Yes, the calendar pages continue to fall off and end of the year is fast approaching.
Soon, the Thanksgiving and Christmas (Hanukkah too) holidays will be upon us.
With that come the letters and phone calls and events looking for your charitable donations.
And, in many instances, you can claim those donations you make on your tax return.
That is, of course, if you itemize, but more on that later.
Even if you can’t get the tax break, it is still a nice thing to do for others who may be less fortunate.
But, things are not always as they appear.
Not all “charities” are exempt organizations
The first thing you should be aware of is not everyone that comes knocking at your door represents a viable charity.
Unless the organization is an IRS section 501(c)(3) exempt organization, the donation is not legally deductible.
It may not make sense to some people as to why there is a distinction here, but the answer is quite simple: qualified charitable organizations do not pay taxes, and therefore are held to strict IRS guidelines relating to their reporting of information and how the monies they collect are used.
By giving the organization a tax-break, you are also benefiting by being able to take a deduction as well.
So, just because a little kid wearing a baseball uniform knocks on the door, or someone sets up a table in the mall handing out religious blessings in exchange for cash, they are not always legitimate charitable organizations.
The IRS has a database you can search to check up on any organization you may be thinking about donating to.
Receiving value for donations
Another big issue arises when it comes to charity events.
You have undoubtedly heard about dinners where a portion of the per-plate cost goes to a charity, yes?

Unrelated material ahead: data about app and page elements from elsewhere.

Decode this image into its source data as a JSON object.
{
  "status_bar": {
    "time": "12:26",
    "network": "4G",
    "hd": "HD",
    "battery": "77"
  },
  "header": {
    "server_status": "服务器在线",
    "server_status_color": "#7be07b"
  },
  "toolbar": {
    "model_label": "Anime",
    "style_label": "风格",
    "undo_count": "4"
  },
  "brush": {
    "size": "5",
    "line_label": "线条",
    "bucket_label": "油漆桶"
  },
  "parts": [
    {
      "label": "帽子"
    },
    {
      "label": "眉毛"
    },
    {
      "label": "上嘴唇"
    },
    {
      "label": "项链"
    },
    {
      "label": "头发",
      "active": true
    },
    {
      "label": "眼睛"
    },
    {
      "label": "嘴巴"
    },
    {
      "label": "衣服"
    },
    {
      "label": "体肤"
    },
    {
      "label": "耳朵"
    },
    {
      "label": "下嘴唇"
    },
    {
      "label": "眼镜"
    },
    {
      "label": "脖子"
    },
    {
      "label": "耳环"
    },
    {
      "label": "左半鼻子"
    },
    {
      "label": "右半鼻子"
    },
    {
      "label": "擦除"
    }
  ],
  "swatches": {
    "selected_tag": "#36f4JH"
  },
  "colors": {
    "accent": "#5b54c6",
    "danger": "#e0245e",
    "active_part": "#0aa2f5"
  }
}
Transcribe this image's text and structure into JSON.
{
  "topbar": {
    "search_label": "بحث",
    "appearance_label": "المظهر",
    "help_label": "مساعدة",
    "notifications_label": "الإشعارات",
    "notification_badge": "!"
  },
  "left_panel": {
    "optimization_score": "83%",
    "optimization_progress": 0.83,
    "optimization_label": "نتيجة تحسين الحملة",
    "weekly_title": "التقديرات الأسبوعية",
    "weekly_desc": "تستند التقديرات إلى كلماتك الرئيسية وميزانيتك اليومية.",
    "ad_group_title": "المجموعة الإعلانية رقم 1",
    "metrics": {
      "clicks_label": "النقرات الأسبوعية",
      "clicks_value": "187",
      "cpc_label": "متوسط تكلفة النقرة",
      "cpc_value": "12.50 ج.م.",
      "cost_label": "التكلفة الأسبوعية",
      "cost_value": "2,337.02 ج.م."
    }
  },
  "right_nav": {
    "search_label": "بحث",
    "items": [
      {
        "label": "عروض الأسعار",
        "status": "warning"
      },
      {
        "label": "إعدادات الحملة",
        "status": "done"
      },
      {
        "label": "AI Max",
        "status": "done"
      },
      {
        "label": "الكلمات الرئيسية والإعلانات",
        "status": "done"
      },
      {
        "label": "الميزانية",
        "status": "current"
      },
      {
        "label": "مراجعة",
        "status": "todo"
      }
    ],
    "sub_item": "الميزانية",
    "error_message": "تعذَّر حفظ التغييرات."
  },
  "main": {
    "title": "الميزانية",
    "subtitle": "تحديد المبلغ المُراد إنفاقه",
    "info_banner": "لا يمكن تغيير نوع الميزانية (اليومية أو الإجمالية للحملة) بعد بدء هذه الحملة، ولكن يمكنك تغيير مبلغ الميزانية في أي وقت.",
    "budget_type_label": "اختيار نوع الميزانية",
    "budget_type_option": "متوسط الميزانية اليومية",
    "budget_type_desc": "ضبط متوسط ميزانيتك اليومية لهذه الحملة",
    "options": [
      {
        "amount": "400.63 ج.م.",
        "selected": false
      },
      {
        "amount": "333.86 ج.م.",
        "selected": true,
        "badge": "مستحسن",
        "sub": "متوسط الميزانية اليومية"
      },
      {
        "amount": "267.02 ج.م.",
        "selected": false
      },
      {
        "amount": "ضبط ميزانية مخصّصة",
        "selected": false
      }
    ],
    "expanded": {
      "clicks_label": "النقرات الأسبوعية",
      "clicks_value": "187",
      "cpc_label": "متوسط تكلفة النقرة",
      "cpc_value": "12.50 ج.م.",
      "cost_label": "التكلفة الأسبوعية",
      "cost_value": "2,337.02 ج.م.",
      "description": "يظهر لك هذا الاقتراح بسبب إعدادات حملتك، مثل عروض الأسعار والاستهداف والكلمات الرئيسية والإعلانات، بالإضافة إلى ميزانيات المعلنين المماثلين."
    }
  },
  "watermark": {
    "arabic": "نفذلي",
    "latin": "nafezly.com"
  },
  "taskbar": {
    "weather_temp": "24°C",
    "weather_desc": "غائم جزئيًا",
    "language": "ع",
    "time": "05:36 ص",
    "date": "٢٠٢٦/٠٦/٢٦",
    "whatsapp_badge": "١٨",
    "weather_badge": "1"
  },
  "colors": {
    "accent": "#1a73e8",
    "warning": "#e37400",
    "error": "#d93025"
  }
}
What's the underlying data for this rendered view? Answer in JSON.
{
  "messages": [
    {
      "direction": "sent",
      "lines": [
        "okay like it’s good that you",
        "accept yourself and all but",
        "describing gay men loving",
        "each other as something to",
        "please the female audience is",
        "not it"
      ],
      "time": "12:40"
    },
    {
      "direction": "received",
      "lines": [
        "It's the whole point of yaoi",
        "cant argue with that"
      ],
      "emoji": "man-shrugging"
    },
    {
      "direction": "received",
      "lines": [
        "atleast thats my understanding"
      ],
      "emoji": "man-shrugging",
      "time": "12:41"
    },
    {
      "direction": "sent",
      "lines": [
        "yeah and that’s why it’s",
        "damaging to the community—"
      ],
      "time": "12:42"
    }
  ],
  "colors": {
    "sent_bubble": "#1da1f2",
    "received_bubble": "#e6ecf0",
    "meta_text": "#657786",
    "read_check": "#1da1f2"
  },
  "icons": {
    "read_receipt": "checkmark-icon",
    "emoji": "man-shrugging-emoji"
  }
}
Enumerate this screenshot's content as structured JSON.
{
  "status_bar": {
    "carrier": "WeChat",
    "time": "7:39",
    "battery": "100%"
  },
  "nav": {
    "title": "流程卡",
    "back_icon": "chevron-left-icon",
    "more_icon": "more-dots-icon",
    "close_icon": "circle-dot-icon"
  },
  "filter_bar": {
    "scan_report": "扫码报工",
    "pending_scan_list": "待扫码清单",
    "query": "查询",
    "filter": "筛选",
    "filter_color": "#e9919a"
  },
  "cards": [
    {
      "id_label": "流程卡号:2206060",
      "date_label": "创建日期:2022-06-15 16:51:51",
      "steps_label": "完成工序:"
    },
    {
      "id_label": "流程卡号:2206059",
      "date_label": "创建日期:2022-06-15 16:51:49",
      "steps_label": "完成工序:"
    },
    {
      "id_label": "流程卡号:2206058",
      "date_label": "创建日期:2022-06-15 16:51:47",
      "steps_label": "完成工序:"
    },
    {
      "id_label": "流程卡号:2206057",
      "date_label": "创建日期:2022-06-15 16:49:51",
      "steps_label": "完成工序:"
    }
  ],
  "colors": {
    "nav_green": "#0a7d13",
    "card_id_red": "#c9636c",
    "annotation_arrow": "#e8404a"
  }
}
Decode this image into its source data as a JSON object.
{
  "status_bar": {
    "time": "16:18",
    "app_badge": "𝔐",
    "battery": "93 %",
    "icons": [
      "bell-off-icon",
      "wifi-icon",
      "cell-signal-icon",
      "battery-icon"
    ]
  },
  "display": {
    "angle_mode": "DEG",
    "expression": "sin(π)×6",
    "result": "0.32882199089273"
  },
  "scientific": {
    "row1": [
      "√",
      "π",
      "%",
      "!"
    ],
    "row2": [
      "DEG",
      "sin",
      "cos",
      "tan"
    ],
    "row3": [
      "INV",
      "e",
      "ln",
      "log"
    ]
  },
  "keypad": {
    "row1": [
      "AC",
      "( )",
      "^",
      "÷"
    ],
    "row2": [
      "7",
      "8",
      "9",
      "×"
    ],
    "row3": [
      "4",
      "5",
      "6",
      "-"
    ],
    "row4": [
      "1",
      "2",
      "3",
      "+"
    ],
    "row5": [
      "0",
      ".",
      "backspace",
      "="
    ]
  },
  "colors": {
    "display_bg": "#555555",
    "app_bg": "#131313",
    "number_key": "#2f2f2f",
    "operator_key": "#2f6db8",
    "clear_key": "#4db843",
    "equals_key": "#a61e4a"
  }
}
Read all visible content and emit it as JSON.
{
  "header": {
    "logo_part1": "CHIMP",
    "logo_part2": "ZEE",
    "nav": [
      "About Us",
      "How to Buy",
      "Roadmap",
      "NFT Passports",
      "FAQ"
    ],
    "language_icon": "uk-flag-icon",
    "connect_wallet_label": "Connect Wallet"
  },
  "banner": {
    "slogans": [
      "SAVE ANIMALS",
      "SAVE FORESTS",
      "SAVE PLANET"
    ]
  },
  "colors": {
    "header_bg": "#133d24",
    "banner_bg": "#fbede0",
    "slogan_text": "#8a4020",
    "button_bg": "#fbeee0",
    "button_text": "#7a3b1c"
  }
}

Or a special event at a hot-spot or cultural location where a charity will be helped?
Or even a raffle/auction to help raise funds.
Well, I’m sorry to inform you that many of these instances are not considered donations (or at least not entirely).
See, the way it goes is, you have to give up something of value in order for it to be considered a qualified donation.
When you get something of value, it’s essentially a purchase transaction, so you lose any or all of the possibly deduction.
Here are examples of the three most common scenarios:
- You go to a charity dinner event which costs $500 per plate. Since you are actually receiving a meal in exchange for that donation, you can only deduct the portion of your donation that exceeds the cost of the meal.
- You go to an event with an auction in which all proceeds go to charity. You bid on, and win a cruise for 2. The cruise has a retail value of $1,500 but the bid you won with was only $1,000. You cannot deduct any of that money since you received something that had a higher value than your contribution.
- You open the mail and see a letter from your favorite charity and send them a check. A few weeks later you receive a thank you letter in the mail. The entire contribution is deductible because you did not receive anything of value (monetary value at least) in return for your gift.
Most organizations will include these caveats in their marketing materials, or in the receipt you receive.
The problem is that many people do not read the fine print on anything, so when they get to their tax preparer they are shocked when told about the disqualified portions.
Limitations based on your 1040
Yet another problem when it comes to deducting charitable donations is your tax return itself.
You must itemize your deductions in order to take a deduction for any donations.
Go ahead, look at the first two pages of the 1040.
You will see no reference to charitable donations anywhere, except for Schedule A.
That means if you take the standard deduction, you get no benefit.
It seems like a such a simple thing, but the recipient organizations probably think it will scare people out of donating if they advertise something like:
“Your gift is tax deductible but only if you itemize!”
And, of course they also don’t tell you that you will never be able to deduct the full value of anything you give (in terms of giving goods), but that’s how it works.
The most you will be able to deduct on your tax return is 50% of your adjusted gross income depending on the type of donation you make.
Ultimately, the responsibility falls on you, the taxpayer, to make sure that you know what you are doing before making any kind of donation.
Call the organization, call your tax preparer, call the IRS taxpayer advocate if you have to.
Do anything to make sure that you have all the information necessary to make the right choice.
It’s not such a bad idea to seek help on something you’re not 100% sure about.
And, it’s better to file correctly the first time than risk a fraudulent deduction upon audit down the line.